• Supplied material
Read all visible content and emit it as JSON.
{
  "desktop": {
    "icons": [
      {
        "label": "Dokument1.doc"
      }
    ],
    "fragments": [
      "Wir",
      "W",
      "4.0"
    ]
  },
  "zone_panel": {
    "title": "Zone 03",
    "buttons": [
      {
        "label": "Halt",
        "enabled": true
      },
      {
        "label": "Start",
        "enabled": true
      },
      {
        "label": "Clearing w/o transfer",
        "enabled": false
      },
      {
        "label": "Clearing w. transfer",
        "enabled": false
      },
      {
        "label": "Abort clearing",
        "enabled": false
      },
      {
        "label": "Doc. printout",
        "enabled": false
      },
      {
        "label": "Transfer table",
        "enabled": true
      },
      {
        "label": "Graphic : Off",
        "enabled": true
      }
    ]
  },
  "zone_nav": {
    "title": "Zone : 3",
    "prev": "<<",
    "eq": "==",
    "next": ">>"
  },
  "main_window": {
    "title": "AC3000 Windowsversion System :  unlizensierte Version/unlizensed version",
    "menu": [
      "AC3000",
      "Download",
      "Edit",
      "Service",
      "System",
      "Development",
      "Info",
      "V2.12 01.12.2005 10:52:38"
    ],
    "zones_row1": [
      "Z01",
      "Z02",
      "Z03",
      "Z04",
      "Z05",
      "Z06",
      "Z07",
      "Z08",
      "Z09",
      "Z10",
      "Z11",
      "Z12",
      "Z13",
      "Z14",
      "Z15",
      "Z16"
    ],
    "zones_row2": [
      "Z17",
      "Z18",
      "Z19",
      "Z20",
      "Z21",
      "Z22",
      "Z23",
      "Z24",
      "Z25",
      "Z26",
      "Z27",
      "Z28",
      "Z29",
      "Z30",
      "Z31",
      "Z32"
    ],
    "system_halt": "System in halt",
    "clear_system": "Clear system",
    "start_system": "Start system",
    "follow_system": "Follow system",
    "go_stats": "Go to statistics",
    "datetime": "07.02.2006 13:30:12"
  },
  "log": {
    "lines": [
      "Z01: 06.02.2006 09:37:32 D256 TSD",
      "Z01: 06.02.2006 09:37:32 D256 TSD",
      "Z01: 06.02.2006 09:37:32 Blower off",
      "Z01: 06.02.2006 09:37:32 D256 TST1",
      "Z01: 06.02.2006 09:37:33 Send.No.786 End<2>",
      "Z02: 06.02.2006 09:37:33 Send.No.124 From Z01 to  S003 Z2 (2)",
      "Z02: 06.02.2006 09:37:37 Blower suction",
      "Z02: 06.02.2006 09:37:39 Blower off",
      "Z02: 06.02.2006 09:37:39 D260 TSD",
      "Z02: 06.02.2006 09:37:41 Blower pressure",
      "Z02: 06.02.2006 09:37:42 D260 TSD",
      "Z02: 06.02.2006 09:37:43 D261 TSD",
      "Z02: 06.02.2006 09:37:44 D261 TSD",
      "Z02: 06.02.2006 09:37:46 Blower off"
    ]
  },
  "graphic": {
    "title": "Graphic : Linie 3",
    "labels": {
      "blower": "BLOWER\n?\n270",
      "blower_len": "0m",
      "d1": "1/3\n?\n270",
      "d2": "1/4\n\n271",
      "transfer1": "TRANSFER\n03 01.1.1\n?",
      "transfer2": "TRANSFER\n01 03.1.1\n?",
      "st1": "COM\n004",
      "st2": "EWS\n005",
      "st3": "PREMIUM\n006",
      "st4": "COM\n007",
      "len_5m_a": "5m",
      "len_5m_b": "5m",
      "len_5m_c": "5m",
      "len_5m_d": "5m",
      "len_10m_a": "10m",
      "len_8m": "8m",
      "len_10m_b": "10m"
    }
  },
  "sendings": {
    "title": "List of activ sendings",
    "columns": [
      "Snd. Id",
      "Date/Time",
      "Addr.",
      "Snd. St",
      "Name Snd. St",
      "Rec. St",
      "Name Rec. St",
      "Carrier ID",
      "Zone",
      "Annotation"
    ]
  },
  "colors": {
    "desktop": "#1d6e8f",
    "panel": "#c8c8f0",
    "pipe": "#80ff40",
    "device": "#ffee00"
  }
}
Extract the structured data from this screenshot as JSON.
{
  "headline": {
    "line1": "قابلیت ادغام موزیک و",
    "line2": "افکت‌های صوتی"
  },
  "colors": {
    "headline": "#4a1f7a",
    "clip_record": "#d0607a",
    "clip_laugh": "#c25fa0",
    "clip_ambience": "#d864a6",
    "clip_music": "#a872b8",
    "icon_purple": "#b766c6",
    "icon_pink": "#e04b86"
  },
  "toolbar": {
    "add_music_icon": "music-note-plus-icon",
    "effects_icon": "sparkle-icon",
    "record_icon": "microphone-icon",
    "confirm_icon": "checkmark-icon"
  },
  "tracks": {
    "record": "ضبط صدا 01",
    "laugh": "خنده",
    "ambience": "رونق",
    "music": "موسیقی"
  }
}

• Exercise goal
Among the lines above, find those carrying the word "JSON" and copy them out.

• Answer to the problem
Read all visible content and emit it as JSON.
Extract the structured data from this screenshot as JSON.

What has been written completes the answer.